ASSIGNMENT:
Your answer must be a single number: how many lines in the records below contain the word "right".

START LISTED RECORDS

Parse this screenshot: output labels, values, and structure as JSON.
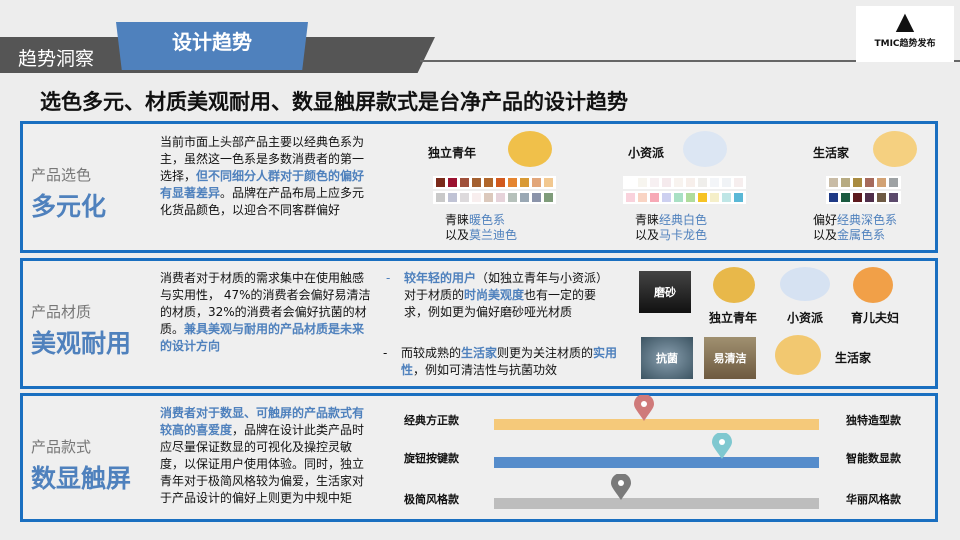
{
  "header": {
    "section": "趋势洞察",
    "tab": "设计趋势",
    "logo_text": "TMIC趋势发布"
  },
  "title": "选色多元、材质美观耐用、数显触屏款式是台净产品的设计趋势",
  "panels": [
    {
      "sub": "产品选色",
      "main": "多元化",
      "text": [
        "当前市面上头部产品主要以经典色系为主，虽然这一色系是多数消费者的第一选择，",
        "但不同细分人群对于颜色的偏好有显著差异",
        "。品牌在产品布局上应多元化货品颜色，以迎合不同客群偏好"
      ],
      "personas": [
        {
          "name": "独立青年",
          "cap1a": "青睐",
          "cap1b": "暖色系",
          "cap2a": "以及",
          "cap2b": "莫兰迪色",
          "row1": [
            "#7a2a1a",
            "#9b1230",
            "#a0503a",
            "#a46030",
            "#b0662a",
            "#d25a1e",
            "#e58530",
            "#d99a35",
            "#e2a67a",
            "#f2c890"
          ],
          "row2": [
            "#c9c9c9",
            "#c0c3d5",
            "#dddadc",
            "#f8eeee",
            "#dcc9bc",
            "#e6d3da",
            "#b6c1bb",
            "#9aa8b4",
            "#8b94aa",
            "#7f9c7a"
          ]
        },
        {
          "name": "小资派",
          "cap1a": "青睐",
          "cap1b": "经典白色",
          "cap2a": "以及",
          "cap2b": "马卡龙色",
          "row1": [
            "#ffffff",
            "#f7f5ef",
            "#f7f0f2",
            "#f5eaed",
            "#f8f3ef",
            "#f7efeb",
            "#efeeeb",
            "#f3f5f8",
            "#f0f3f6",
            "#f6eeee"
          ],
          "row2": [
            "#f9d2dc",
            "#f9d4c4",
            "#f7a9b6",
            "#cdd0f0",
            "#a9e0c4",
            "#b0dc9c",
            "#f6c325",
            "#f5efc9",
            "#bfe6e6",
            "#5ab8d6"
          ]
        },
        {
          "name": "生活家",
          "cap1a": "偏好",
          "cap1b": "经典深色系",
          "cap2a": "以及",
          "cap2b": "金属色系",
          "row1": [
            "#c9bca6",
            "#b7ab82",
            "#a98b40",
            "#a66a5c",
            "#d2a274",
            "#9ea2a4"
          ],
          "row2": [
            "#1f3a86",
            "#1b5a40",
            "#5e1a1e",
            "#4f2e4a",
            "#6e5a44",
            "#5c4a6c"
          ]
        }
      ]
    },
    {
      "sub": "产品材质",
      "main": "美观耐用",
      "text": [
        "消费者对于材质的需求集中在使用触感与实用性， 47%的消费者会偏好易清洁的材质，32%的消费者会偏好抗菌的材质。",
        "兼具美观与耐用的产品材质是未来的设计方向"
      ],
      "b1": [
        "较年轻的用户",
        "（如独立青年与小资派）对于材质的",
        "时尚美观度",
        "也有一定的要求，例如更为偏好磨砂哑光材质"
      ],
      "b2": [
        "而较成熟的",
        "生活家",
        "则更为关注材质的",
        "实用性",
        "，例如可清洁性与抗菌功效"
      ],
      "imgs": [
        "磨砂",
        "抗菌",
        "易清洁"
      ],
      "groups": [
        "独立青年",
        "小资派",
        "育儿夫妇",
        "生活家"
      ]
    },
    {
      "sub": "产品款式",
      "main": "数显触屏",
      "text": [
        "消费者对于数显、可触屏的产品款式有较高的喜爱度",
        "，品牌在设计此类产品时应尽量保证数显的可视化及操控灵敏度，以保证用户使用体验。同时，独立青年对于极简风格较为偏爱，生活家对于产品设计的偏好上则更为中规中矩"
      ],
      "scales": [
        {
          "left": "经典方正款",
          "right": "独特造型款",
          "position": 0.46,
          "bar_color": "#f5c97a",
          "pin_color": "#cf7a7a"
        },
        {
          "left": "旋钮按键款",
          "right": "智能数显款",
          "position": 0.7,
          "bar_color": "#558ccb",
          "pin_color": "#7fc8d0"
        },
        {
          "left": "极简风格款",
          "right": "华丽风格款",
          "position": 0.39,
          "bar_color": "#bdbdbd",
          "pin_color": "#7a7a7a"
        }
      ]
    }
  ],
  "colors": {
    "accent": "#4f81bd",
    "border": "#1a6fc0",
    "banner": "#555555"
  }
}
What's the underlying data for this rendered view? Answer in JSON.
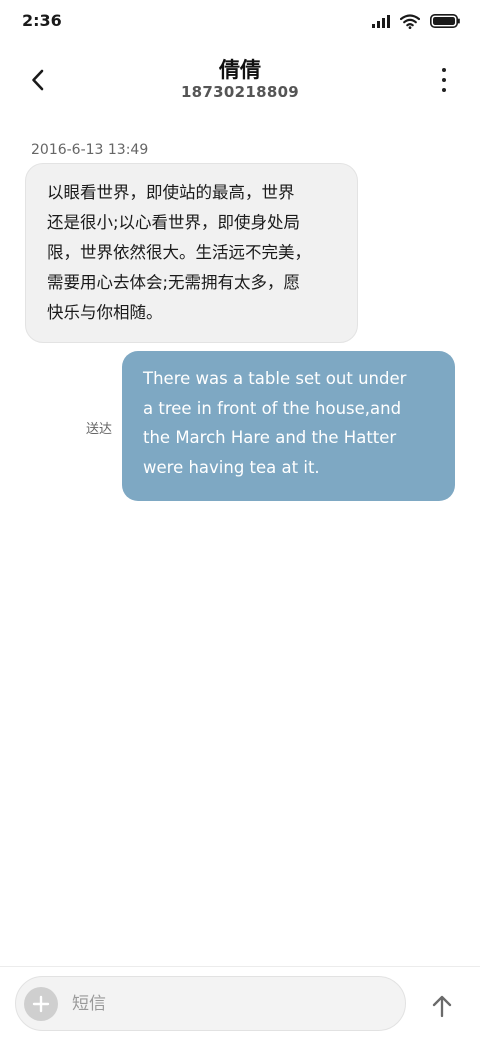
{
  "status_bar": {
    "time": "2:36",
    "icons": [
      "signal-icon",
      "wifi-icon",
      "battery-icon"
    ]
  },
  "header": {
    "contact_name": "倩倩",
    "contact_number": "18730218809",
    "back_icon": "chevron-left-icon",
    "more_icon": "more-vertical-icon"
  },
  "messages": [
    {
      "direction": "incoming",
      "timestamp": "2016-6-13 13:49",
      "lines": [
        "以眼看世界，即使站的最高，世界",
        "还是很小;以心看世界，即使身处局",
        "限，世界依然很大。生活远不完美，",
        "需要用心去体会;无需拥有太多，愿",
        "快乐与你相随。"
      ]
    },
    {
      "direction": "outgoing",
      "status": "送达",
      "lines": [
        "There was a table set out under",
        "a tree in front of the house,and",
        "the March Hare and the Hatter",
        "were having tea at it."
      ]
    }
  ],
  "composer": {
    "placeholder": "短信",
    "value": "",
    "add_icon": "plus-icon",
    "send_icon": "arrow-up-icon"
  },
  "colors": {
    "incoming_bubble": "#f1f1f1",
    "outgoing_bubble": "#7ea8c3",
    "background": "#ffffff"
  }
}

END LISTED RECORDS

SOLUTION FOR THIS PROBLEM:
3